A tape has surfaced of Democratic presidential nominee Joe Biden bizarrely claiming that he “started” at a historically black college in speaking to supporters in South Carolina during the primary. Biden has never made any mention of going to Delaware State University and it is not clear why the many reporters in attendance at the event did not ask when he attended a HBCU. Indeed, he would be the first president to claim such a distinction. He might also have been inartfully referencing his start as a politician. Alternatively, this would seem like an academic version of cultural appropriation. It would seem a valid point of clarification for the media.

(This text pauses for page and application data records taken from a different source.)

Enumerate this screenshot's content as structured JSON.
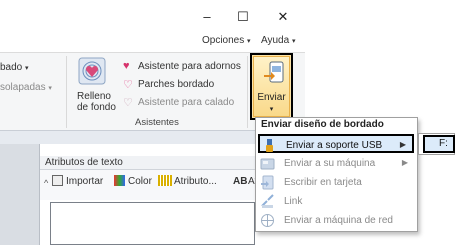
{
  "window": {
    "minimize": "–",
    "maximize": "☐",
    "close": "✕"
  },
  "menu": {
    "opciones": "Opciones",
    "ayuda": "Ayuda"
  },
  "ribbon": {
    "bado": "bado",
    "solapadas": "solapadas",
    "relleno_line1": "Relleno",
    "relleno_line2": "de fondo",
    "asistente_adornos": "Asistente para adornos",
    "parches_bordado": "Parches bordado",
    "asistente_calado": "Asistente para calado",
    "group_asistentes": "Asistentes",
    "enviar": "Enviar"
  },
  "panel": {
    "title": "Atributos de texto",
    "importar": "Importar",
    "color": "Color",
    "atributo": "Atributo...",
    "ab": "AB",
    "at": "At"
  },
  "dropdown": {
    "title": "Enviar diseño de bordado",
    "items": [
      {
        "label": "Enviar a soporte USB",
        "enabled": true,
        "submenu": true
      },
      {
        "label": "Enviar a su máquina",
        "enabled": false,
        "submenu": true
      },
      {
        "label": "Escribir en tarjeta",
        "enabled": false,
        "submenu": false
      },
      {
        "label": "Link",
        "enabled": false,
        "submenu": false
      },
      {
        "label": "Enviar a máquina de red",
        "enabled": false,
        "submenu": false
      }
    ]
  },
  "submenu": {
    "drive": "F:"
  }
}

Below is my column in USA Today on the growing calls for packing the Supreme Court with up to six new members as soon as the Democrats gain control of both houses of Congress and the White House. I was critical of Democratic nominee Joe Biden this week when he refused to answer a question of whether he supports this call by his running mate Kamala Harris and other Democratic leaders. Biden told reporters “It’s a legitimate question, but let me tell you why I’m not going answer…it will shift the focus.” That was an extraordinary statement since if the question was legitimate, the refusal to answer it was not. Many of us would not support a presidential candidate who supported the packing of the Court. If Biden considers this a viable option, he is not a viable candidate for many of us. This is a central issue in the presidential campaign that has been pushed by Harris and top Democrats. Yet, Biden is refusing to confirm his position. What is particularly concerning is that Biden precisely and correctly denounced court packing schemes like the one supported by this running mate. Just a year ago, he insisted “No, I’m not prepared to go on and try to pack the court, because we’ll live to rue that day.”
Last night, I was finalizing my column for USA Today when one of my editors flagged my reference to the roughly 30 election-year nominations to the Supreme Court as a possible error. The New York Times ran a story declaring that there “there have been 16 Supreme Court vacancies that occurred before Election Day.” I have previously discussed glaring misstatements of cases in major media, but this was unnerving because the New York Times was suggesting that the precedent for the current nomination was roughly half as previously thought. I decided to do another rough count and, if anything, it would seem that the 29 nomination figure is arguably too low and that there appears almost twice the number cited by the New York Times. The difference appears in part counting a calendar year rather than a year from election, but that approach causes problems in comparison given the earlier early election calendars.